··· Exercise material ···

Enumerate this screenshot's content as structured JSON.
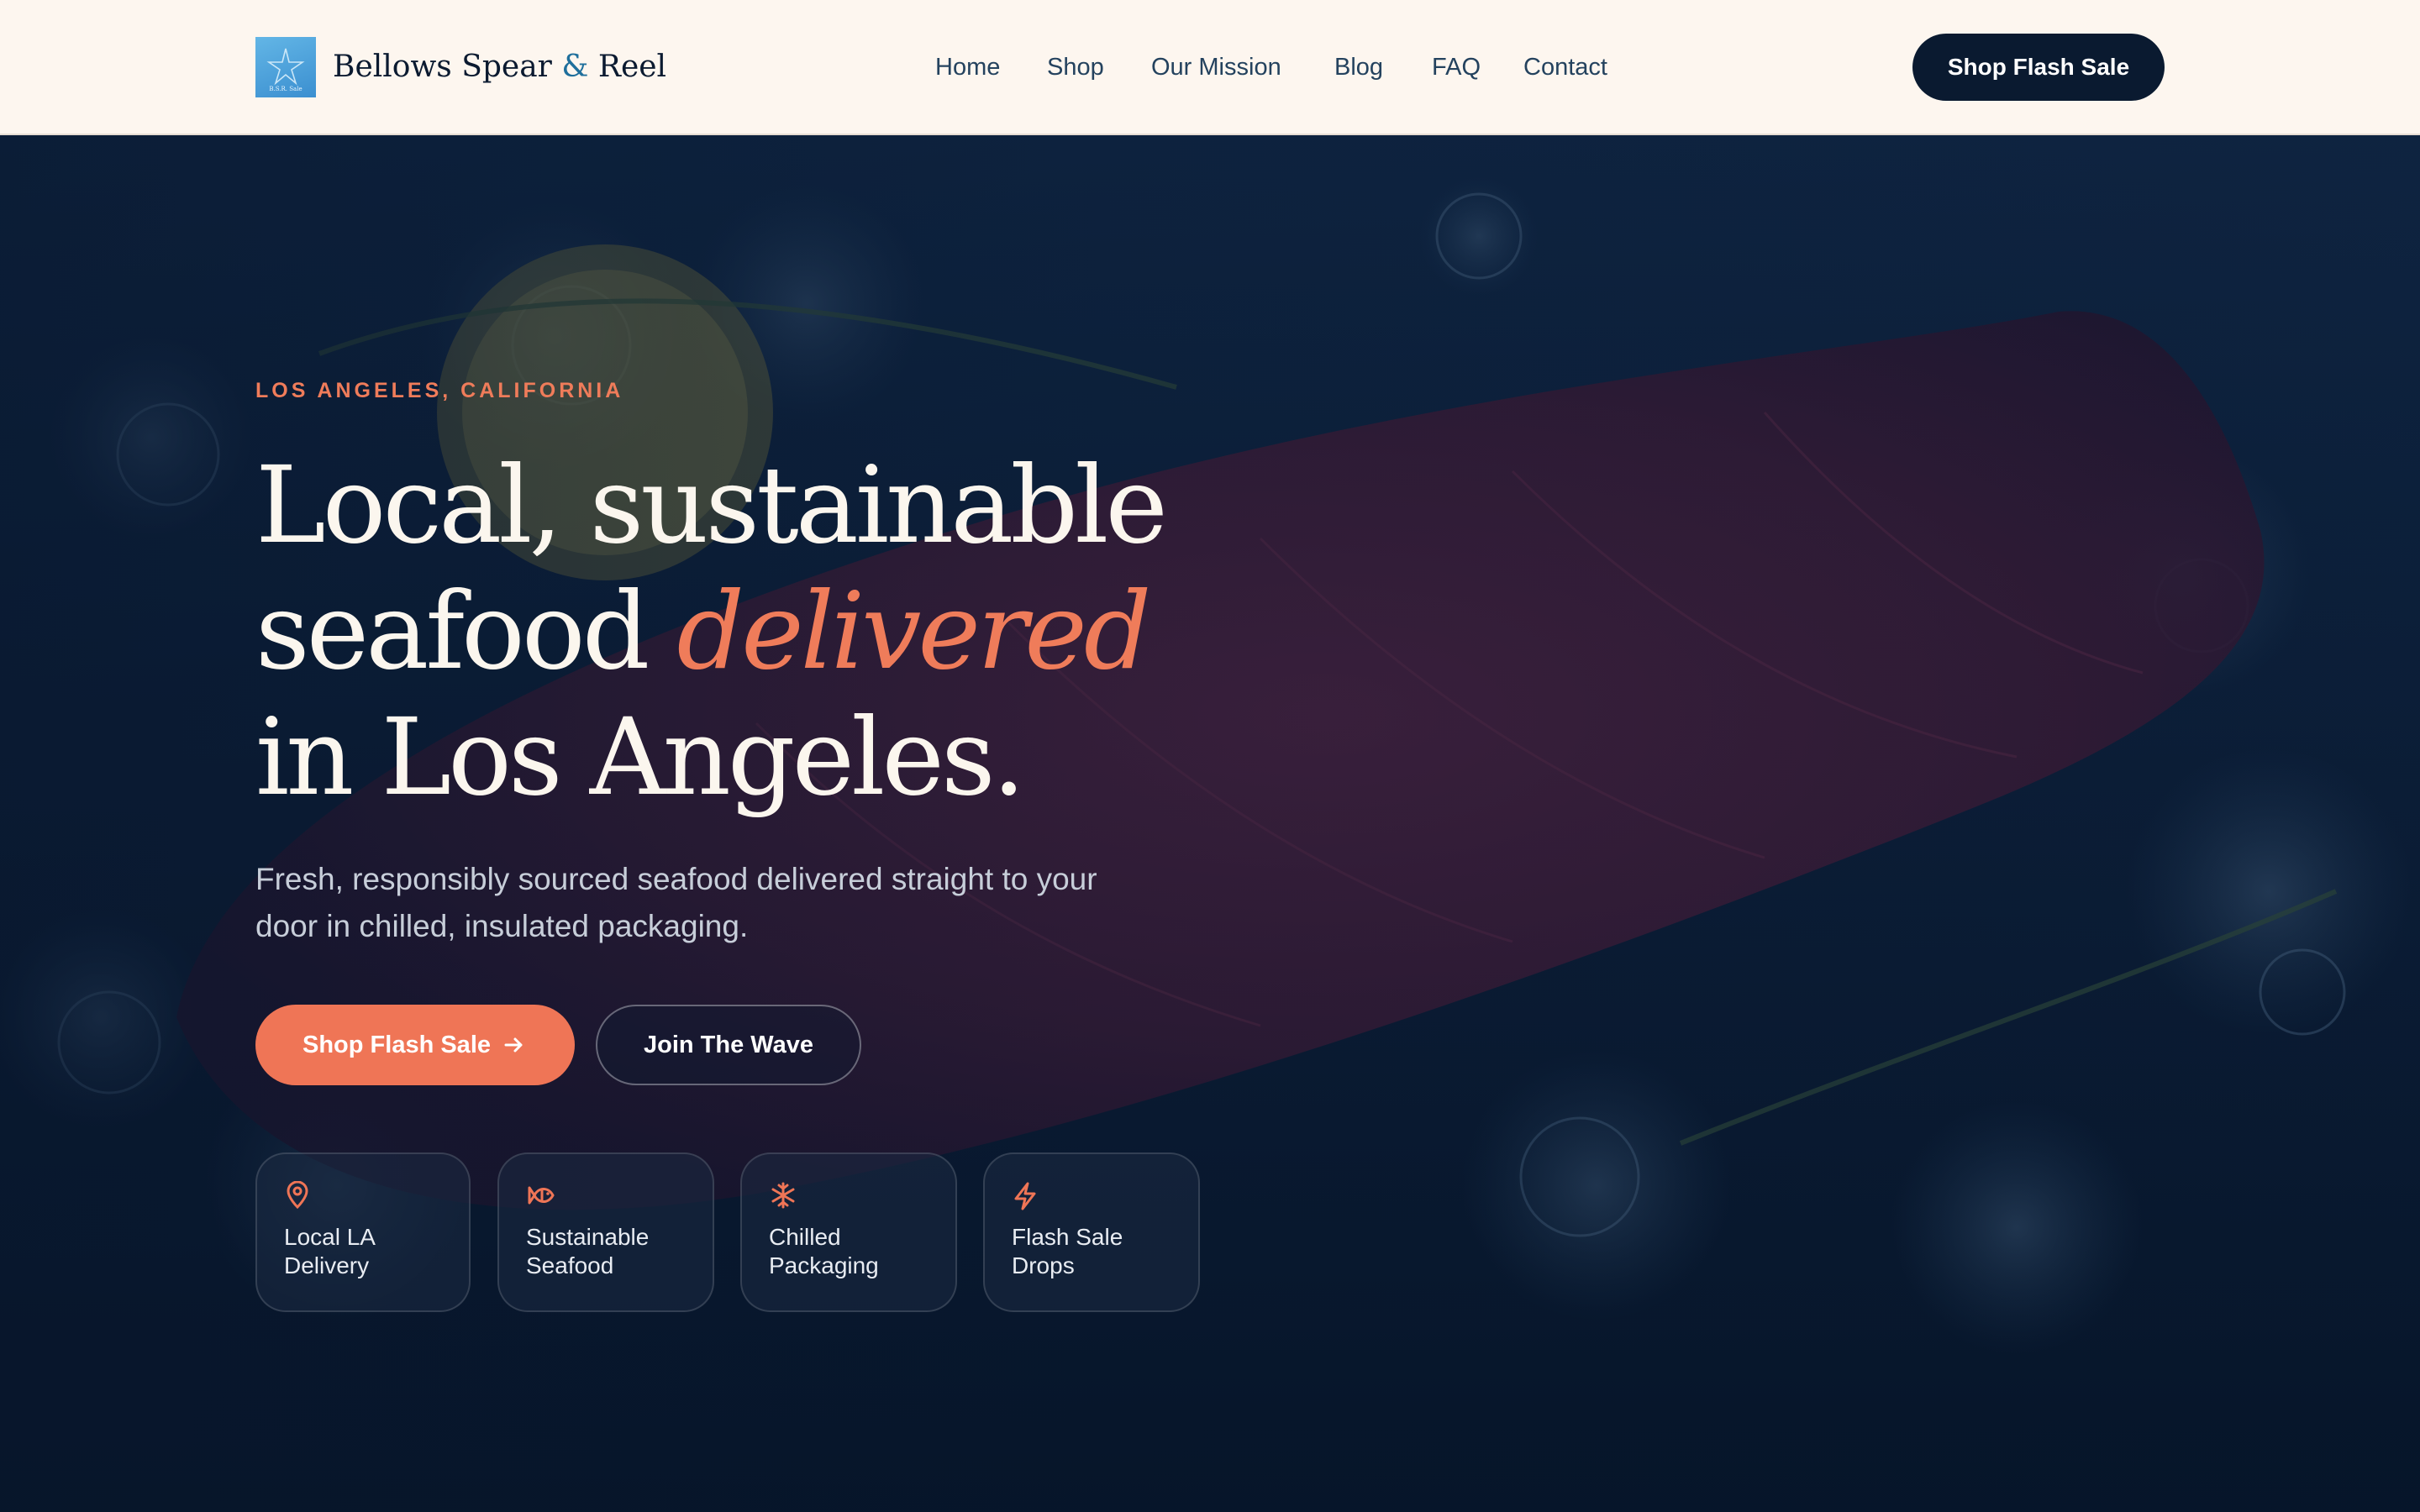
{
  "header": {
    "brand_name_part1": "Bellows Spear",
    "brand_amp": "&",
    "brand_name_part2": "Reel",
    "logo_badge_text": "B.S.R. Sale",
    "nav": [
      "Home",
      "Shop",
      "Our Mission",
      "Blog",
      "FAQ",
      "Contact"
    ],
    "cta_label": "Shop Flash Sale"
  },
  "hero": {
    "eyebrow": "LOS ANGELES, CALIFORNIA",
    "headline_line1": "Local, sustainable",
    "headline_line2_plain": "seafood",
    "headline_line2_accent": "delivered",
    "headline_line3": "in Los Angeles.",
    "subtitle_line1": "Fresh, responsibly sourced seafood delivered straight to your",
    "subtitle_line2": "door in chilled, insulated packaging.",
    "primary_button": "Shop Flash Sale",
    "secondary_button": "Join The Wave",
    "features": [
      {
        "icon": "map-pin-icon",
        "line1": "Local LA",
        "line2": "Delivery"
      },
      {
        "icon": "fish-icon",
        "line1": "Sustainable",
        "line2": "Seafood"
      },
      {
        "icon": "snowflake-icon",
        "line1": "Chilled",
        "line2": "Packaging"
      },
      {
        "icon": "lightning-icon",
        "line1": "Flash Sale",
        "line2": "Drops"
      }
    ]
  },
  "colors": {
    "accent": "#ef7556",
    "navy": "#0a1a30",
    "header_bg": "#fdf6ef"
  }
}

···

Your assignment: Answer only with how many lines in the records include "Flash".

Response to this exercise: 3